Classic Rock Revisited: It seems to me that over the years, you’ve been portrayed as a musical dictator of sorts. Most bands talk about the glory of collaboration and all the great things that come out of that. I find it interesting that you feel differently.

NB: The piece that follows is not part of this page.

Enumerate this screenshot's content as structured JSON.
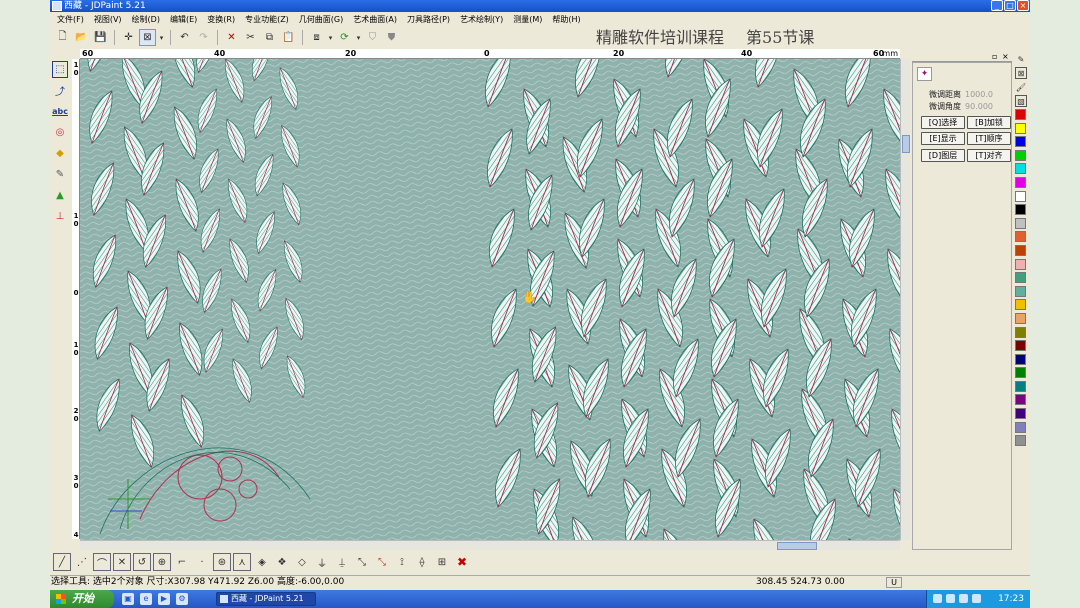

Yngwie: It’s funny; I was just talking to someone about this the other day. Yeah, you’ve got Mick Jagger and Keith Richards, and you’ve got VAN HALEN, who wrote as a team, and that’s great for them, and I love that. For me, I look at it in the way that I am an artist. An artiste. When you’re a writer, you write the whole book. When you’re a painter like Da Vinci, you don’t say to someone, “Hey, come over here and help me with my painting.” There are a few reasons why I work this way. First of all, I’m so full of creativity that I don’t need any other input. The other is that I feel so strongly about my work; it’s like a burning passion to create something that is uniquely me. This comes with the full realization that you may love it or you may hate it. But this is what I’m going to do, and I’m not about to have any kind of discussion with anybody about how it should be done. I’m a very serious creative person. I don’t compromise, because I don’t collaborate. I tried it and I hated it every time and I was never pleased with the end result. I’ve been doing this way too long to change how I do things now. I’m not doing things this way because of some egotistical dictator type of reason. Ask Rembrandt if he would have liked for someone to come and paint in his paining. That’s exactly how I approach it. I have to love what I do. If other people love it, I’m happy. If other people hate it, I’m still happy because I’m doing what I want to do. I’m a tennis player, I’m a boxer — I don’t play team sports. I’m not a team player; I never have been and I never will be. In tennis, if I win, it’s because of my serve or my backhand. It’s a battle and is a challenge to myself. After it’s over, I don’t want to say, “Good job, pal, I couldn’t have done it without you.” I can’t live like that. It’s a lot of work to do things like that, but that’s how it has to be.